◆ **Exercise prompt**: Your answer must be an exact copy of every record.

◆ **Data for this exercise**:
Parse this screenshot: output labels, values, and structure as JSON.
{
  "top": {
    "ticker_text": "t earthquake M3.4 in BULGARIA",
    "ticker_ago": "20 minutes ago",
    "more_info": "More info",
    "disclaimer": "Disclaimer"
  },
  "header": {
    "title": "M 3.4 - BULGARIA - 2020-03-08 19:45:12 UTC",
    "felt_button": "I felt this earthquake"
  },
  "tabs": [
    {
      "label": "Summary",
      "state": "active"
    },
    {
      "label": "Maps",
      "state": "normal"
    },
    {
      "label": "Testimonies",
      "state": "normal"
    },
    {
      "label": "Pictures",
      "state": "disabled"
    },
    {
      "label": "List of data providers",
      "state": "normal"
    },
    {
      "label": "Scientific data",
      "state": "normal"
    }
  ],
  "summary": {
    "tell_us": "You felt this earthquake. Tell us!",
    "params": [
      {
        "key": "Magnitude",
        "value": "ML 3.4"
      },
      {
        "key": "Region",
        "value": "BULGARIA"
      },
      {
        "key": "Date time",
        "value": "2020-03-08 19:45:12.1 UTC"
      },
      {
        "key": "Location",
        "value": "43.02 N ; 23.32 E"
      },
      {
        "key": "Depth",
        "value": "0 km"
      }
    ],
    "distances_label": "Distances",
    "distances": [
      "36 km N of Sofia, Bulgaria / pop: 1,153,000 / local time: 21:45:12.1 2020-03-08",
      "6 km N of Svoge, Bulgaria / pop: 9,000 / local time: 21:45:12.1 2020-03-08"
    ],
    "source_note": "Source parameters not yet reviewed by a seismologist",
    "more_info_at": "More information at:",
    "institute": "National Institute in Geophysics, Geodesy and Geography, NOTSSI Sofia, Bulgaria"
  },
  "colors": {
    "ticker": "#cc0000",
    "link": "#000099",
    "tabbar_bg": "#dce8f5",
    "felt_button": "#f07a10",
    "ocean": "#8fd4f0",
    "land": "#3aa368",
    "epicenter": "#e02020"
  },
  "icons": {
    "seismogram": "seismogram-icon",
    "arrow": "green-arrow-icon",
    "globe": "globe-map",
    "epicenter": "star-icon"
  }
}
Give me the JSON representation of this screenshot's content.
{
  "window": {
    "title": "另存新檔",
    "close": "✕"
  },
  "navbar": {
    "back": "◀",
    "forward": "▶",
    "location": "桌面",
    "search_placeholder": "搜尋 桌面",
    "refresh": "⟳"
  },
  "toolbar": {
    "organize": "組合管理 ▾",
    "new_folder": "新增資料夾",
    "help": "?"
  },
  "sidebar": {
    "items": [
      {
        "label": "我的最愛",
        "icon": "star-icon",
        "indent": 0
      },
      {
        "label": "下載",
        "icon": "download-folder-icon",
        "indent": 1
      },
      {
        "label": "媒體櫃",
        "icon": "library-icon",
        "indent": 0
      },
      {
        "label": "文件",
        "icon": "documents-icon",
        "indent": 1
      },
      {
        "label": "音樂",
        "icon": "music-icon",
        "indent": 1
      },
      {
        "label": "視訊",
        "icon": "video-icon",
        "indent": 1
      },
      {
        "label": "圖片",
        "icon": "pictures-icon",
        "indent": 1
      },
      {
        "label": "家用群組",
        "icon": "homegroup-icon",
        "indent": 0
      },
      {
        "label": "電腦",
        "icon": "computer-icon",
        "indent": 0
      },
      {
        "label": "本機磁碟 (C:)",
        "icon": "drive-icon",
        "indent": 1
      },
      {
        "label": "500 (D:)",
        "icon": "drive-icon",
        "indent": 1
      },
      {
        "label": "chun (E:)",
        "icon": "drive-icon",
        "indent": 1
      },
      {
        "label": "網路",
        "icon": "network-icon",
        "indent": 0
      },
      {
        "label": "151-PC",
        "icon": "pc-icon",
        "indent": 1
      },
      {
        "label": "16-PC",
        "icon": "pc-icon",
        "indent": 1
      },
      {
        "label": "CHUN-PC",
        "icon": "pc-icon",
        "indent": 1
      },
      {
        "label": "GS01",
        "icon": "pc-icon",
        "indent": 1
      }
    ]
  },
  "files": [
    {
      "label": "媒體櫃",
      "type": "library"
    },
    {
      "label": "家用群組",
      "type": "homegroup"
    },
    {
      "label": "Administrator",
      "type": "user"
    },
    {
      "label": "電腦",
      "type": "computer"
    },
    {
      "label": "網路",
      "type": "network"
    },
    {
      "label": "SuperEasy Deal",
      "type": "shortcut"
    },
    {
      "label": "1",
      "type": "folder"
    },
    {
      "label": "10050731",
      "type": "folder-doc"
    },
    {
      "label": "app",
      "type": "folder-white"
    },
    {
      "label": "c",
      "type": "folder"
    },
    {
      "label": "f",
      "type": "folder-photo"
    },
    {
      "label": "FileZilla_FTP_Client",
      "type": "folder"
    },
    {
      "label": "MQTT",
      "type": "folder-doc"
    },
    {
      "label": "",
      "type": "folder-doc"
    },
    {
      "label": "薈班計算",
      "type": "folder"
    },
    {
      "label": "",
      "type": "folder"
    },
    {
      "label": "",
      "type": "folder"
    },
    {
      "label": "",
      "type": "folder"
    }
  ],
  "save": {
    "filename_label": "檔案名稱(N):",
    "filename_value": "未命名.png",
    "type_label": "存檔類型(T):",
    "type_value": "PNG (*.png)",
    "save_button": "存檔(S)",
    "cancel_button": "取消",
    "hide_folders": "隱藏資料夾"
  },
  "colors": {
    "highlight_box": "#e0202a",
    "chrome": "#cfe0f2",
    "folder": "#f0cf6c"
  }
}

◆ **Response**:
Parse this screenshot: output labels, values, and structure as JSON.
{
  "top": {
    "ticker_text": "t earthquake M3.4 in BULGARIA",
    "ticker_ago": "20 minutes ago",
    "more_info": "More info",
    "disclaimer": "Disclaimer"
  },
  "header": {
    "title": "M 3.4 - BULGARIA - 2020-03-08 19:45:12 UTC",
    "felt_button": "I felt this earthquake"
  },
  "tabs": [
    {
      "label": "Summary",
      "state": "active"
    },
    {
      "label": "Maps",
      "state": "normal"
    },
    {
      "label": "Testimonies",
      "state": "normal"
    },
    {
      "label": "Pictures",
      "state": "disabled"
    },
    {
      "label": "List of data providers",
      "state": "normal"
    },
    {
      "label": "Scientific data",
      "state": "normal"
    }
  ],
  "summary": {
    "tell_us": "You felt this earthquake. Tell us!",
    "params": [
      {
        "key": "Magnitude",
        "value": "ML 3.4"
      },
      {
        "key": "Region",
        "value": "BULGARIA"
      },
      {
        "key": "Date time",
        "value": "2020-03-08 19:45:12.1 UTC"
      },
      {
        "key": "Location",
        "value": "43.02 N ; 23.32 E"
      },
      {
        "key": "Depth",
        "value": "0 km"
      }
    ],
    "distances_label": "Distances",
    "distances": [
      "36 km N of Sofia, Bulgaria / pop: 1,153,000 / local time: 21:45:12.1 2020-03-08",
      "6 km N of Svoge, Bulgaria / pop: 9,000 / local time: 21:45:12.1 2020-03-08"
    ],
    "source_note": "Source parameters not yet reviewed by a seismologist",
    "more_info_at": "More information at:",
    "institute": "National Institute in Geophysics, Geodesy and Geography, NOTSSI Sofia, Bulgaria"
  },
  "colors": {
    "ticker": "#cc0000",
    "link": "#000099",
    "tabbar_bg": "#dce8f5",
    "felt_button": "#f07a10",
    "ocean": "#8fd4f0",
    "land": "#3aa368",
    "epicenter": "#e02020"
  },
  "icons": {
    "seismogram": "seismogram-icon",
    "arrow": "green-arrow-icon",
    "globe": "globe-map",
    "epicenter": "star-icon"
  }
}
Give me the JSON representation of this screenshot's content.
{
  "window": {
    "title": "另存新檔",
    "close": "✕"
  },
  "navbar": {
    "back": "◀",
    "forward": "▶",
    "location": "桌面",
    "search_placeholder": "搜尋 桌面",
    "refresh": "⟳"
  },
  "toolbar": {
    "organize": "組合管理 ▾",
    "new_folder": "新增資料夾",
    "help": "?"
  },
  "sidebar": {
    "items": [
      {
        "label": "我的最愛",
        "icon": "star-icon",
        "indent": 0
      },
      {
        "label": "下載",
        "icon": "download-folder-icon",
        "indent": 1
      },
      {
        "label": "媒體櫃",
        "icon": "library-icon",
        "indent": 0
      },
      {
        "label": "文件",
        "icon": "documents-icon",
        "indent": 1
      },
      {
        "label": "音樂",
        "icon": "music-icon",
        "indent": 1
      },
      {
        "label": "視訊",
        "icon": "video-icon",
        "indent": 1
      },
      {
        "label": "圖片",
        "icon": "pictures-icon",
        "indent": 1
      },
      {
        "label": "家用群組",
        "icon": "homegroup-icon",
        "indent": 0
      },
      {
        "label": "電腦",
        "icon": "computer-icon",
        "indent": 0
      },
      {
        "label": "本機磁碟 (C:)",
        "icon": "drive-icon",
        "indent": 1
      },
      {
        "label": "500 (D:)",
        "icon": "drive-icon",
        "indent": 1
      },
      {
        "label": "chun (E:)",
        "icon": "drive-icon",
        "indent": 1
      },
      {
        "label": "網路",
        "icon": "network-icon",
        "indent": 0
      },
      {
        "label": "151-PC",
        "icon": "pc-icon",
        "indent": 1
      },
      {
        "label": "16-PC",
        "icon": "pc-icon",
        "indent": 1
      },
      {
        "label": "CHUN-PC",
        "icon": "pc-icon",
        "indent": 1
      },
      {
        "label": "GS01",
        "icon": "pc-icon",
        "indent": 1
      }
    ]
  },
  "files": [
    {
      "label": "媒體櫃",
      "type": "library"
    },
    {
      "label": "家用群組",
      "type": "homegroup"
    },
    {
      "label": "Administrator",
      "type": "user"
    },
    {
      "label": "電腦",
      "type": "computer"
    },
    {
      "label": "網路",
      "type": "network"
    },
    {
      "label": "SuperEasy Deal",
      "type": "shortcut"
    },
    {
      "label": "1",
      "type": "folder"
    },
    {
      "label": "10050731",
      "type": "folder-doc"
    },
    {
      "label": "app",
      "type": "folder-white"
    },
    {
      "label": "c",
      "type": "folder"
    },
    {
      "label": "f",
      "type": "folder-photo"
    },
    {
      "label": "FileZilla_FTP_Client",
      "type": "folder"
    },
    {
      "label": "MQTT",
      "type": "folder-doc"
    },
    {
      "label": "",
      "type": "folder-doc"
    },
    {
      "label": "薈班計算",
      "type": "folder"
    },
    {
      "label": "",
      "type": "folder"
    },
    {
      "label": "",
      "type": "folder"
    },
    {
      "label": "",
      "type": "folder"
    }
  ],
  "save": {
    "filename_label": "檔案名稱(N):",
    "filename_value": "未命名.png",
    "type_label": "存檔類型(T):",
    "type_value": "PNG (*.png)",
    "save_button": "存檔(S)",
    "cancel_button": "取消",
    "hide_folders": "隱藏資料夾"
  },
  "colors": {
    "highlight_box": "#e0202a",
    "chrome": "#cfe0f2",
    "folder": "#f0cf6c"
  }
}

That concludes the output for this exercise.